__Task prompt__
Report each line of the records below that holds the word "value".

__Input material__
━━━

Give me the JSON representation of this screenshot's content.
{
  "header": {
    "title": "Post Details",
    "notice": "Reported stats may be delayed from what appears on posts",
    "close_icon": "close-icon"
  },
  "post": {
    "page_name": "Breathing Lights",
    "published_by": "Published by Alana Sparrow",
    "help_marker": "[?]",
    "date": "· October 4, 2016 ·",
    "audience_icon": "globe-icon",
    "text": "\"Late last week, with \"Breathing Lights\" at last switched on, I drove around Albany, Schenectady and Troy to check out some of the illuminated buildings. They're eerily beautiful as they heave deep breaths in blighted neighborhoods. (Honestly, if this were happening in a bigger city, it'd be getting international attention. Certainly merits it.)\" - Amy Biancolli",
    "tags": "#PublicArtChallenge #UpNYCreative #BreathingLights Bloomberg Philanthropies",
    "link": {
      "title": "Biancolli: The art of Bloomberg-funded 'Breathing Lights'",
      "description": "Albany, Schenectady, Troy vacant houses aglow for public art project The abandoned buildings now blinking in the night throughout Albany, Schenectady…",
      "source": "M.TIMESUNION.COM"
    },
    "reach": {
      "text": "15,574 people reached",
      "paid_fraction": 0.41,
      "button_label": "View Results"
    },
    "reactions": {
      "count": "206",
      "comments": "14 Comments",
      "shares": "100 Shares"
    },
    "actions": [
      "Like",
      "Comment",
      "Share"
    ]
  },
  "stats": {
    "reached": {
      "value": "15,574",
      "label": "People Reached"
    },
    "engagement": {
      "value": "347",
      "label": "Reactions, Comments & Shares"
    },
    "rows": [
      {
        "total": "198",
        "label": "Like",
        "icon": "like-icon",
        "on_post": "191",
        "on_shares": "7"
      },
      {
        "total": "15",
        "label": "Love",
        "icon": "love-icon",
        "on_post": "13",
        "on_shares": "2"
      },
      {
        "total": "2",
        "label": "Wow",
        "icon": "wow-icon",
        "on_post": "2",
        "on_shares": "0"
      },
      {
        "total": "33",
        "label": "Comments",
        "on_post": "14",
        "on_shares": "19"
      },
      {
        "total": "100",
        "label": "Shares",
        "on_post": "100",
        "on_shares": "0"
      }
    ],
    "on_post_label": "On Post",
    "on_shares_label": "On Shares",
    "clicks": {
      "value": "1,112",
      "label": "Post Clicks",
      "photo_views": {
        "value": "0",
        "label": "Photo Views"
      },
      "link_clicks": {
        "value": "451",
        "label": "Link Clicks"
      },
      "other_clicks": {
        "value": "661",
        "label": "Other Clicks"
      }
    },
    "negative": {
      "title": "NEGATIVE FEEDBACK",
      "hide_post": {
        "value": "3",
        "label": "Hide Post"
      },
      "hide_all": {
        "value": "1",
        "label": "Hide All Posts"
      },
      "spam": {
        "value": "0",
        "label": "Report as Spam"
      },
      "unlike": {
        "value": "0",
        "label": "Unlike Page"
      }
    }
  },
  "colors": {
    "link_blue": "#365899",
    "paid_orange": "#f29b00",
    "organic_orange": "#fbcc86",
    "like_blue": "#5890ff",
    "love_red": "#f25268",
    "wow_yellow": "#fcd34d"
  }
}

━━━

__Solution to the exercise__
      "value": "15,574",
      "value": "347",
      "value": "1,112",
        "value": "0",
        "value": "451",
        "value": "661",
        "value": "3",
        "value": "1",
        "value": "0",
        "value": "0",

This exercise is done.